Major Section: STOBJ
defun uses one of its formals as a single-threaded object
defun must include a declaration that the
formal is to be so used. An exception is the formal ``
if not declared as explained below, may still be used provided an
appropriate global ``declaration'' is issued:
If the formal in question is
counters then an appropriate declaration
(declare (xargs :stobjs counters))or, more generally,
(declare (xargs :stobjs (... counters ...)))where all the single-threaded formals are listed.
For such a declaration to be legal it must be the case that all the names
have previously been defined as single-threaded objects with
When an argument is declared to be single-threaded the guard of the function is augmented by conjoining to it the condition that the argument satisfy the recognizer for the single-threaded object. Furthermore, the syntactic checks done to enforce the legal use of single-threaded objects are also sufficient to allow these guard conjuncts to be automatically proved.

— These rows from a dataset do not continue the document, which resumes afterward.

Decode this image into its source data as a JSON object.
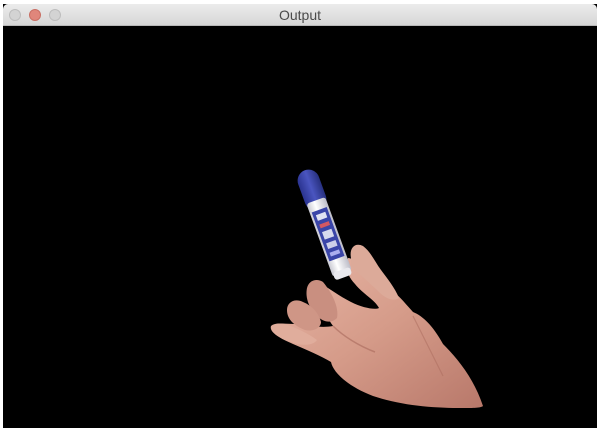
{
  "window": {
    "title": "Output"
  },
  "canvas": {
    "background": "#000000",
    "content": "hand-holding-marker"
  },
  "colors": {
    "marker_blue": "#3a45a8",
    "marker_body": "#f4f4f6",
    "skin": "#d9a08f"
  }
}
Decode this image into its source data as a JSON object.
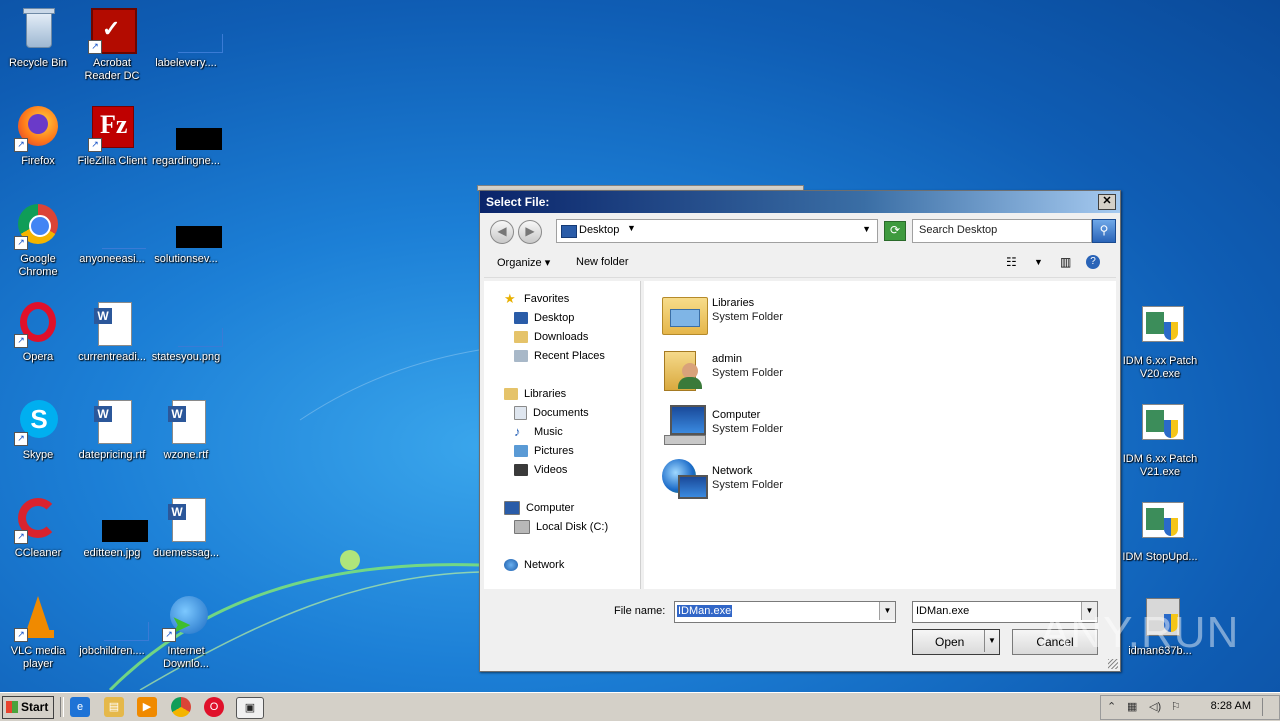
{
  "desktop": {
    "icons": [
      {
        "label": "Recycle Bin",
        "icon": "recycle-bin-icon"
      },
      {
        "label": "Acrobat Reader DC",
        "icon": "acrobat-icon"
      },
      {
        "label": "labelevery....",
        "icon": "blank-file-icon"
      },
      {
        "label": "Firefox",
        "icon": "firefox-icon"
      },
      {
        "label": "FileZilla Client",
        "icon": "filezilla-icon"
      },
      {
        "label": "regardingne...",
        "icon": "black-image-icon"
      },
      {
        "label": "Google Chrome",
        "icon": "chrome-icon"
      },
      {
        "label": "anyoneeasi...",
        "icon": "blank-file-icon"
      },
      {
        "label": "solutionsev...",
        "icon": "black-image-icon"
      },
      {
        "label": "Opera",
        "icon": "opera-icon"
      },
      {
        "label": "currentreadi...",
        "icon": "word-doc-icon"
      },
      {
        "label": "statesyou.png",
        "icon": "blank-file-icon"
      },
      {
        "label": "Skype",
        "icon": "skype-icon"
      },
      {
        "label": "datepricing.rtf",
        "icon": "word-doc-icon"
      },
      {
        "label": "wzone.rtf",
        "icon": "word-doc-icon"
      },
      {
        "label": "CCleaner",
        "icon": "ccleaner-icon"
      },
      {
        "label": "editteen.jpg",
        "icon": "black-image-icon"
      },
      {
        "label": "duemessag...",
        "icon": "word-doc-icon"
      },
      {
        "label": "VLC media player",
        "icon": "vlc-icon"
      },
      {
        "label": "jobchildren....",
        "icon": "blank-file-icon"
      },
      {
        "label": "Internet Downlo...",
        "icon": "idm-icon"
      },
      {
        "label": "IDM 6.xx Patch V20.exe",
        "icon": "idm-patch-icon"
      },
      {
        "label": "IDM 6.xx Patch V21.exe",
        "icon": "idm-patch-icon"
      },
      {
        "label": "IDM StopUpd...",
        "icon": "idm-patch-icon"
      },
      {
        "label": "idman637b...",
        "icon": "installer-icon"
      }
    ]
  },
  "dialog": {
    "title": "Select File:",
    "close_glyph": "✕",
    "address": "Desktop",
    "search_placeholder": "Search Desktop",
    "toolbar": {
      "organize": "Organize",
      "new_folder": "New folder"
    },
    "nav": {
      "favorites": "Favorites",
      "desktop": "Desktop",
      "downloads": "Downloads",
      "recent_places": "Recent Places",
      "libraries": "Libraries",
      "documents": "Documents",
      "music": "Music",
      "pictures": "Pictures",
      "videos": "Videos",
      "computer": "Computer",
      "local_disk": "Local Disk (C:)",
      "network": "Network"
    },
    "files": [
      {
        "name": "Libraries",
        "type": "System Folder"
      },
      {
        "name": "admin",
        "type": "System Folder"
      },
      {
        "name": "Computer",
        "type": "System Folder"
      },
      {
        "name": "Network",
        "type": "System Folder"
      }
    ],
    "file_name_label": "File name:",
    "file_name_value": "IDMan.exe",
    "file_filter": "IDMan.exe",
    "open_label": "Open",
    "cancel_label": "Cancel"
  },
  "watermark": "ANY.RUN",
  "taskbar": {
    "start_label": "Start",
    "clock": "8:28 AM"
  },
  "colors": {
    "desktop_blue": "#1c7fd6",
    "title_bar": "#0a246a",
    "selection": "#3166c7"
  }
}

The obvious question arises: Why does ACL2 insist that you declare
stobj names before using them in
defuns if you can only declare names
that have already been defined with
defstobj? What would go wrong if
a formal were treated as a single-threaded object if and only if it had
already been so defined?
Suppose that one user, say Jones, creates a book in which
is defined as a single-threaded object. Suppose another user, Smith,
creates a book in which
counters is used as an ordinary formal
parameter. Finally, suppose a third user, Brown, wishes to use both
books. If Brown includes Jones' book first and then Smith's, then
Smith's function treats
counters as single-threaded. But if Brown
includes Smith's book first, the argument is treated as ordinary.
ACL2 insists on the declaration to ensure that the definition is processed the same way no matter what the context.